··· DATA EXTRACTS ···
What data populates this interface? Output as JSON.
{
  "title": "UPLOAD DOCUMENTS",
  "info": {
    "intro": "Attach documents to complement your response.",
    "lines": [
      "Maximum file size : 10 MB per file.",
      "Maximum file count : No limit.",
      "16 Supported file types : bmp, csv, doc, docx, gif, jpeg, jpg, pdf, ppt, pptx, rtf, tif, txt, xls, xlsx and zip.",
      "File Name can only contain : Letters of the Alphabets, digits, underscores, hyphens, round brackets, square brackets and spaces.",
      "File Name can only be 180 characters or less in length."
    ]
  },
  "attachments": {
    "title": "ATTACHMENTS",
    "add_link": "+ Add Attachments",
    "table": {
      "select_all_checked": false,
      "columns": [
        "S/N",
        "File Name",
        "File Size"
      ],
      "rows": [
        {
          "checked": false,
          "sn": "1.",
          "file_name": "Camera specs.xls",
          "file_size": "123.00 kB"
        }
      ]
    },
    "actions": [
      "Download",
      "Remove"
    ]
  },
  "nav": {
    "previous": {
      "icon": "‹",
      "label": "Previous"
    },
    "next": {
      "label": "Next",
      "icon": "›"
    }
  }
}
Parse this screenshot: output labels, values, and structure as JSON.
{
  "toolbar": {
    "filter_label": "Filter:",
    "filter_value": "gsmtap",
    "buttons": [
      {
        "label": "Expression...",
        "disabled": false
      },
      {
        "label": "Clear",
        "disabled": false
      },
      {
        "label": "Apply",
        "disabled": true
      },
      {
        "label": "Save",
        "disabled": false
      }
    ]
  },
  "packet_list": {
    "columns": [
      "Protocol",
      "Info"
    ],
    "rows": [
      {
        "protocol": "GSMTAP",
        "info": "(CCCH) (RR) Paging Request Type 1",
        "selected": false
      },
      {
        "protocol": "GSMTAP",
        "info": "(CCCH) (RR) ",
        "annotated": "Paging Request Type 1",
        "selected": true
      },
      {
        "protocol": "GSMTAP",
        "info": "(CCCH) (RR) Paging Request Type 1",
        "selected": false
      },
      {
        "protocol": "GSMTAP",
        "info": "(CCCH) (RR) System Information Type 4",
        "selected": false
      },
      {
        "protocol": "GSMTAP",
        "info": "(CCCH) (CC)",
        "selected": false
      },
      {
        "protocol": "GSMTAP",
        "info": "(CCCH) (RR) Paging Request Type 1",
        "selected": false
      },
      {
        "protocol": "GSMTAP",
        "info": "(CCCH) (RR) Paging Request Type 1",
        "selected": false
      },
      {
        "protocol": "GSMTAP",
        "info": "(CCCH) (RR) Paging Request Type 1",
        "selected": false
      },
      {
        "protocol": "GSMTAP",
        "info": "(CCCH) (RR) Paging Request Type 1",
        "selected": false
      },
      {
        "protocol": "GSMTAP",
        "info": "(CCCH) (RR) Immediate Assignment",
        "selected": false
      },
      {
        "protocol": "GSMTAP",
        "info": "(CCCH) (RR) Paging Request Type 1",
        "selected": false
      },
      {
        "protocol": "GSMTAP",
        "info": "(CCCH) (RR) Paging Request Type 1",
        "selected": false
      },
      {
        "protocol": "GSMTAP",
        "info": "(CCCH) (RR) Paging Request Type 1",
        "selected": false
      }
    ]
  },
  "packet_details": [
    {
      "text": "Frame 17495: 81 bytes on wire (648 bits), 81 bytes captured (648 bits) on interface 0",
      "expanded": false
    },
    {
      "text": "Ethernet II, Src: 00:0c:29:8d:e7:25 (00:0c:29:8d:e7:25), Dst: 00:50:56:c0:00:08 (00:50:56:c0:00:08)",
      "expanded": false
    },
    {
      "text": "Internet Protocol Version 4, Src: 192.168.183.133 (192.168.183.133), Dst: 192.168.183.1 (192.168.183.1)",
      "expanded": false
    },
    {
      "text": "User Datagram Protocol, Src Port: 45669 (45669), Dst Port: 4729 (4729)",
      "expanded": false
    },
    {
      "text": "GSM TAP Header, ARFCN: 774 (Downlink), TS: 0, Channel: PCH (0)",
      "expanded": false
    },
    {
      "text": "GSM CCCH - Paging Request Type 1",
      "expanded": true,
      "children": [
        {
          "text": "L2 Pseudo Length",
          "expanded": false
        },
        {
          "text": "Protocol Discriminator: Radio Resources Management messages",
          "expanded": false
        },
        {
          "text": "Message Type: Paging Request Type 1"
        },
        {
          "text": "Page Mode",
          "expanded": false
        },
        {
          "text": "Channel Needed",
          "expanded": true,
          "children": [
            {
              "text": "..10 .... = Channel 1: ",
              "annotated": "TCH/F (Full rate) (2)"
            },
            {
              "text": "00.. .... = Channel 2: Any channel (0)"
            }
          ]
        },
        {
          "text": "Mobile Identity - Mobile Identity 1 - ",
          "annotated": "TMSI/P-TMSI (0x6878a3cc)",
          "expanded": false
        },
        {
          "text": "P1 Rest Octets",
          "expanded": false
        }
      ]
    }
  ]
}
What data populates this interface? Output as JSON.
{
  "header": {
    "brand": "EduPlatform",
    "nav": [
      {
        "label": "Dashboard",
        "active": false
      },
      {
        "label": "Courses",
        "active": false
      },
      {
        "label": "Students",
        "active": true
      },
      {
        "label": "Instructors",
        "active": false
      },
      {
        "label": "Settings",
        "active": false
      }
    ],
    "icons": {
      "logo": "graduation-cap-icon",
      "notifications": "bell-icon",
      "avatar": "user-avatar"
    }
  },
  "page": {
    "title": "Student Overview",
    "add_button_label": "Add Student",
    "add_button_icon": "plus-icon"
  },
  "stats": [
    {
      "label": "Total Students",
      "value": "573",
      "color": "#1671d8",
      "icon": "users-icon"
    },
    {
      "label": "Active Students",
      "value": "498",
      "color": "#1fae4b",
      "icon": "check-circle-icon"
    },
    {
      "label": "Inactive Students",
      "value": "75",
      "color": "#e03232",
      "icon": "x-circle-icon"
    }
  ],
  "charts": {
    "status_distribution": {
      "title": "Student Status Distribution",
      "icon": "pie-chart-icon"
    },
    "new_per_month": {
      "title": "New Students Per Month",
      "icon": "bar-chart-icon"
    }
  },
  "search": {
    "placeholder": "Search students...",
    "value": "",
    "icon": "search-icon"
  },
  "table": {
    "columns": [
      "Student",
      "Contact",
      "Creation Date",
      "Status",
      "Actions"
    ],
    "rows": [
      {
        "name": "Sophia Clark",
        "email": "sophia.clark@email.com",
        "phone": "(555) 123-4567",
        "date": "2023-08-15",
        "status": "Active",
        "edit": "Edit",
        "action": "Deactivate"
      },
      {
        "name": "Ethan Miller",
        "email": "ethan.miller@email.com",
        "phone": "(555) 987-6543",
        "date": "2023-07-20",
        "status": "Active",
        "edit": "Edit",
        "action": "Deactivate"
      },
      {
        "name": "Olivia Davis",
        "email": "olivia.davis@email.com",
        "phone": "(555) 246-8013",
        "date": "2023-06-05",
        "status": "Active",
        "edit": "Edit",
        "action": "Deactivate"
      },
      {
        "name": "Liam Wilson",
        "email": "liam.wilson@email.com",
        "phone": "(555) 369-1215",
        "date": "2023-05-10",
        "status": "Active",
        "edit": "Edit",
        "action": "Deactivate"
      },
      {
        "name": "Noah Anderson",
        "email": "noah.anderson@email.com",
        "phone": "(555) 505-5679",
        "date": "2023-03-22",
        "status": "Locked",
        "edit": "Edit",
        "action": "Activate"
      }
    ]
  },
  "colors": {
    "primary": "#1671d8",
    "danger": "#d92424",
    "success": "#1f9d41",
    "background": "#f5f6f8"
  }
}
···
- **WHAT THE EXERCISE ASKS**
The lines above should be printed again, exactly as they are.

- **RESPONSE BELOW**
What data populates this interface? Output as JSON.
{
  "title": "UPLOAD DOCUMENTS",
  "info": {
    "intro": "Attach documents to complement your response.",
    "lines": [
      "Maximum file size : 10 MB per file.",
      "Maximum file count : No limit.",
      "16 Supported file types : bmp, csv, doc, docx, gif, jpeg, jpg, pdf, ppt, pptx, rtf, tif, txt, xls, xlsx and zip.",
      "File Name can only contain : Letters of the Alphabets, digits, underscores, hyphens, round brackets, square brackets and spaces.",
      "File Name can only be 180 characters or less in length."
    ]
  },
  "attachments": {
    "title": "ATTACHMENTS",
    "add_link": "+ Add Attachments",
    "table": {
      "select_all_checked": false,
      "columns": [
        "S/N",
        "File Name",
        "File Size"
      ],
      "rows": [
        {
          "checked": false,
          "sn": "1.",
          "file_name": "Camera specs.xls",
          "file_size": "123.00 kB"
        }
      ]
    },
    "actions": [
      "Download",
      "Remove"
    ]
  },
  "nav": {
    "previous": {
      "icon": "‹",
      "label": "Previous"
    },
    "next": {
      "label": "Next",
      "icon": "›"
    }
  }
}
Parse this screenshot: output labels, values, and structure as JSON.
{
  "toolbar": {
    "filter_label": "Filter:",
    "filter_value": "gsmtap",
    "buttons": [
      {
        "label": "Expression...",
        "disabled": false
      },
      {
        "label": "Clear",
        "disabled": false
      },
      {
        "label": "Apply",
        "disabled": true
      },
      {
        "label": "Save",
        "disabled": false
      }
    ]
  },
  "packet_list": {
    "columns": [
      "Protocol",
      "Info"
    ],
    "rows": [
      {
        "protocol": "GSMTAP",
        "info": "(CCCH) (RR) Paging Request Type 1",
        "selected": false
      },
      {
        "protocol": "GSMTAP",
        "info": "(CCCH) (RR) ",
        "annotated": "Paging Request Type 1",
        "selected": true
      },
      {
        "protocol": "GSMTAP",
        "info": "(CCCH) (RR) Paging Request Type 1",
        "selected": false
      },
      {
        "protocol": "GSMTAP",
        "info": "(CCCH) (RR) System Information Type 4",
        "selected": false
      },
      {
        "protocol": "GSMTAP",
        "info": "(CCCH) (CC)",
        "selected": false
      },
      {
        "protocol": "GSMTAP",
        "info": "(CCCH) (RR) Paging Request Type 1",
        "selected": false
      },
      {
        "protocol": "GSMTAP",
        "info": "(CCCH) (RR) Paging Request Type 1",
        "selected": false
      },
      {
        "protocol": "GSMTAP",
        "info": "(CCCH) (RR) Paging Request Type 1",
        "selected": false
      },
      {
        "protocol": "GSMTAP",
        "info": "(CCCH) (RR) Paging Request Type 1",
        "selected": false
      },
      {
        "protocol": "GSMTAP",
        "info": "(CCCH) (RR) Immediate Assignment",
        "selected": false
      },
      {
        "protocol": "GSMTAP",
        "info": "(CCCH) (RR) Paging Request Type 1",
        "selected": false
      },
      {
        "protocol": "GSMTAP",
        "info": "(CCCH) (RR) Paging Request Type 1",
        "selected": false
      },
      {
        "protocol": "GSMTAP",
        "info": "(CCCH) (RR) Paging Request Type 1",
        "selected": false
      }
    ]
  },
  "packet_details": [
    {
      "text": "Frame 17495: 81 bytes on wire (648 bits), 81 bytes captured (648 bits) on interface 0",
      "expanded": false
    },
    {
      "text": "Ethernet II, Src: 00:0c:29:8d:e7:25 (00:0c:29:8d:e7:25), Dst: 00:50:56:c0:00:08 (00:50:56:c0:00:08)",
      "expanded": false
    },
    {
      "text": "Internet Protocol Version 4, Src: 192.168.183.133 (192.168.183.133), Dst: 192.168.183.1 (192.168.183.1)",
      "expanded": false
    },
    {
      "text": "User Datagram Protocol, Src Port: 45669 (45669), Dst Port: 4729 (4729)",
      "expanded": false
    },
    {
      "text": "GSM TAP Header, ARFCN: 774 (Downlink), TS: 0, Channel: PCH (0)",
      "expanded": false
    },
    {
      "text": "GSM CCCH - Paging Request Type 1",
      "expanded": true,
      "children": [
        {
          "text": "L2 Pseudo Length",
          "expanded": false
        },
        {
          "text": "Protocol Discriminator: Radio Resources Management messages",
          "expanded": false
        },
        {
          "text": "Message Type: Paging Request Type 1"
        },
        {
          "text": "Page Mode",
          "expanded": false
        },
        {
          "text": "Channel Needed",
          "expanded": true,
          "children": [
            {
              "text": "..10 .... = Channel 1: ",
              "annotated": "TCH/F (Full rate) (2)"
            },
            {
              "text": "00.. .... = Channel 2: Any channel (0)"
            }
          ]
        },
        {
          "text": "Mobile Identity - Mobile Identity 1 - ",
          "annotated": "TMSI/P-TMSI (0x6878a3cc)",
          "expanded": false
        },
        {
          "text": "P1 Rest Octets",
          "expanded": false
        }
      ]
    }
  ]
}
What data populates this interface? Output as JSON.
{
  "header": {
    "brand": "EduPlatform",
    "nav": [
      {
        "label": "Dashboard",
        "active": false
      },
      {
        "label": "Courses",
        "active": false
      },
      {
        "label": "Students",
        "active": true
      },
      {
        "label": "Instructors",
        "active": false
      },
      {
        "label": "Settings",
        "active": false
      }
    ],
    "icons": {
      "logo": "graduation-cap-icon",
      "notifications": "bell-icon",
      "avatar": "user-avatar"
    }
  },
  "page": {
    "title": "Student Overview",
    "add_button_label": "Add Student",
    "add_button_icon": "plus-icon"
  },
  "stats": [
    {
      "label": "Total Students",
      "value": "573",
      "color": "#1671d8",
      "icon": "users-icon"
    },
    {
      "label": "Active Students",
      "value": "498",
      "color": "#1fae4b",
      "icon": "check-circle-icon"
    },
    {
      "label": "Inactive Students",
      "value": "75",
      "color": "#e03232",
      "icon": "x-circle-icon"
    }
  ],
  "charts": {
    "status_distribution": {
      "title": "Student Status Distribution",
      "icon": "pie-chart-icon"
    },
    "new_per_month": {
      "title": "New Students Per Month",
      "icon": "bar-chart-icon"
    }
  },
  "search": {
    "placeholder": "Search students...",
    "value": "",
    "icon": "search-icon"
  },
  "table": {
    "columns": [
      "Student",
      "Contact",
      "Creation Date",
      "Status",
      "Actions"
    ],
    "rows": [
      {
        "name": "Sophia Clark",
        "email": "sophia.clark@email.com",
        "phone": "(555) 123-4567",
        "date": "2023-08-15",
        "status": "Active",
        "edit": "Edit",
        "action": "Deactivate"
      },
      {
        "name": "Ethan Miller",
        "email": "ethan.miller@email.com",
        "phone": "(555) 987-6543",
        "date": "2023-07-20",
        "status": "Active",
        "edit": "Edit",
        "action": "Deactivate"
      },
      {
        "name": "Olivia Davis",
        "email": "olivia.davis@email.com",
        "phone": "(555) 246-8013",
        "date": "2023-06-05",
        "status": "Active",
        "edit": "Edit",
        "action": "Deactivate"
      },
      {
        "name": "Liam Wilson",
        "email": "liam.wilson@email.com",
        "phone": "(555) 369-1215",
        "date": "2023-05-10",
        "status": "Active",
        "edit": "Edit",
        "action": "Deactivate"
      },
      {
        "name": "Noah Anderson",
        "email": "noah.anderson@email.com",
        "phone": "(555) 505-5679",
        "date": "2023-03-22",
        "status": "Locked",
        "edit": "Edit",
        "action": "Activate"
      }
    ]
  },
  "colors": {
    "primary": "#1671d8",
    "danger": "#d92424",
    "success": "#1f9d41",
    "background": "#f5f6f8"
  }
}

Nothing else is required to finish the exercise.